Politics & Current Affairs

UN rebut Sri Lanka allegation on agreement to drop foreign judges

The United Nations denied that it's top rights official had any agreement as claimed by Sri Lanka government to retain local judges only in a future war crimes probe.

Applauding the first ever report on reconciliation authored by the country's civil society activists that called for a victim centred approach in delivering justice to the war affected, the UN human rights council said that it especially welcomes the "backing of hybrid court with local and foreign judges".

The report running to more than 500 pages was compiled by the Consultation Task Force On Reconciliation Mechanisms (CTF) following island wide public consultation.

Immediately after the release of the report Sri Lanka categorically rejected a key recommendation that called for the involvement of "at least one international judge" in the hearing of every case related to war crimes and crimes against humanity.

Rubbishing the recommendation, government spokesperson Rajitha Senaratne told journalists, "any organisation can say anything. The government position is, no foreign judges".

What Zeid said

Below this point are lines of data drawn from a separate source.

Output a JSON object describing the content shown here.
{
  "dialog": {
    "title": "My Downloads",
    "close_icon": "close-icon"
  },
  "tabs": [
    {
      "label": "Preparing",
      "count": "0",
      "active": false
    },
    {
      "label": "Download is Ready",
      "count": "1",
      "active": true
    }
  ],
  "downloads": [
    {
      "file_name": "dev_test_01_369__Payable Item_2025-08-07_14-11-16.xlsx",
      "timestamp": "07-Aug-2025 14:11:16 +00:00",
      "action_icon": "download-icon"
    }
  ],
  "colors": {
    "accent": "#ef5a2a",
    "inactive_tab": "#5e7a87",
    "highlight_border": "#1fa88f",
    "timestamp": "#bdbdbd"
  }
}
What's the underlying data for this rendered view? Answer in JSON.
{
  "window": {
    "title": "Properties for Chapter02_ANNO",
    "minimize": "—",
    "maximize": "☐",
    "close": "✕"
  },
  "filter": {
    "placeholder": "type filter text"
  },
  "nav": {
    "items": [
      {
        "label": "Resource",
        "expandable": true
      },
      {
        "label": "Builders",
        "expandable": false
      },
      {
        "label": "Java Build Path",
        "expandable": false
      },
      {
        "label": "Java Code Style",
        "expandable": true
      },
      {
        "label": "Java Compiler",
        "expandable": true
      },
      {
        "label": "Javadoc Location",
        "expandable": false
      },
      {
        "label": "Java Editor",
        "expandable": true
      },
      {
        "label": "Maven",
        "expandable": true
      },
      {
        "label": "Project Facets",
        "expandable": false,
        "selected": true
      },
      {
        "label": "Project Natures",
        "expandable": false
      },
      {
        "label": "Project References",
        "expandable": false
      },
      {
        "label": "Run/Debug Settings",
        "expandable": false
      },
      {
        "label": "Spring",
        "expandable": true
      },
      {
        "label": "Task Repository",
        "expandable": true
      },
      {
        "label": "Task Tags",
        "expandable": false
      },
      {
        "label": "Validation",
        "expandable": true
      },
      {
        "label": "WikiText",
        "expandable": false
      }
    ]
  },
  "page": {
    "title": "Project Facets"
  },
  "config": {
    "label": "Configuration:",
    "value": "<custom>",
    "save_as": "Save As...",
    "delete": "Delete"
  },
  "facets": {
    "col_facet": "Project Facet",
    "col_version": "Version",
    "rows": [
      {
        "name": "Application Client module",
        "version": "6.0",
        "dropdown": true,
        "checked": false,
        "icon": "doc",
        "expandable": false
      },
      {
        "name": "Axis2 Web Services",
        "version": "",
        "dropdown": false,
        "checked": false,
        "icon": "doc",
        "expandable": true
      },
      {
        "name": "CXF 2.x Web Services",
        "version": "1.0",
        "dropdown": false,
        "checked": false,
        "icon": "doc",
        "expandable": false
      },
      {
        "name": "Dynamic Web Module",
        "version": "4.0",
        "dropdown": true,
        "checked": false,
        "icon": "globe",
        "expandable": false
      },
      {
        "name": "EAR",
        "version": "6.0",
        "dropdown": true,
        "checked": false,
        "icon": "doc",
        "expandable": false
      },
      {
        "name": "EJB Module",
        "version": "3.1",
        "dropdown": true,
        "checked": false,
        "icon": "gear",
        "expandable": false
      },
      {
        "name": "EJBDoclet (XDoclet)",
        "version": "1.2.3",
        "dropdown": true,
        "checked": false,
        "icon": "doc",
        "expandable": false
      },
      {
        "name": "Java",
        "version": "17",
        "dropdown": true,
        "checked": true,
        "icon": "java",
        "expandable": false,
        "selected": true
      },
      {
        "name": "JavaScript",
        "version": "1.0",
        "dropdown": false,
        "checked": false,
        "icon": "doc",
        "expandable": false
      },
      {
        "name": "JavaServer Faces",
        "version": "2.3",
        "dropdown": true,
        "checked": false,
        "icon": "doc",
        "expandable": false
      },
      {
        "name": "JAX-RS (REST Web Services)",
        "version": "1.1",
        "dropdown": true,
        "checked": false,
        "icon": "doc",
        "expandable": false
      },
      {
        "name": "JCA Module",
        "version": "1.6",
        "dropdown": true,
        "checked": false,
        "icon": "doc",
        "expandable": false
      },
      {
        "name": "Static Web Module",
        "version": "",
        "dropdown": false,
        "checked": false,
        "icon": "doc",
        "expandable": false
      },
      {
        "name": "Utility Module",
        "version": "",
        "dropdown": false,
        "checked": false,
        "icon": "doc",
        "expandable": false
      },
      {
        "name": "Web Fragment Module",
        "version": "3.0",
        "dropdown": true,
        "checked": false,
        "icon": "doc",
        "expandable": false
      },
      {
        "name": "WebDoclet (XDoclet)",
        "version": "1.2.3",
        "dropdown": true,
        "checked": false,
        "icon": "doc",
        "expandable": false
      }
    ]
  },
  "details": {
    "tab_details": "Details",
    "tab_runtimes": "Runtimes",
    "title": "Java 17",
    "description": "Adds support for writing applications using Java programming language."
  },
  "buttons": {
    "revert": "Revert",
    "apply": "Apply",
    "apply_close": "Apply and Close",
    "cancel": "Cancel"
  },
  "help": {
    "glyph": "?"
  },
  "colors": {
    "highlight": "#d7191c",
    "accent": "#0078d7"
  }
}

He went further to assert that the UN and it's human rights chief Zeid Ra'ad Al Hussain too had approved that position.

"UN representatives have also agreed. Even Al Hussain who came here also had agreed to it."

Minister Senaratne was referring to the visit to Sri Lanka in February last year by the UN human rights commissioner who called for "international participation in the accountability mechanisms set up to deal with international crimes and gross human rights violations."

The day after Sri Lanka's claim, UN denied that it had any agreement with the Sri Lankan government to bar international judges.

"Zeid had always urged the creation of a hybrid court in Sri Lanka," tweeted the UNHRC stressing that the high commissioners position on significant foreign involvement since the UN found evidence of international crimes during the last stages of the war in Sri Lanka.

'No trust, but hopeful'

Secretary to the CTF, Paikyasothy Saravanamuttu had told journalists earlier that the call of war victims was for heavy international involvement in any judicial process probing war crimes.

"I don't have trust, but I am hopeful," he had told JDS in October last year.

The CTF appointed by Prime Minister Ranil Wickremesinghe, said foreign involvement was required due to the lack of confidence in the local judiciary, which does not have the expertise and capacity to prosecute war crimes in addition to having shown its inability to recognise the needs of victims.

The government of Sri Lanka has been defiant that any investigation to the conduct of its security  forces will only be carried out by local judges.

© JDS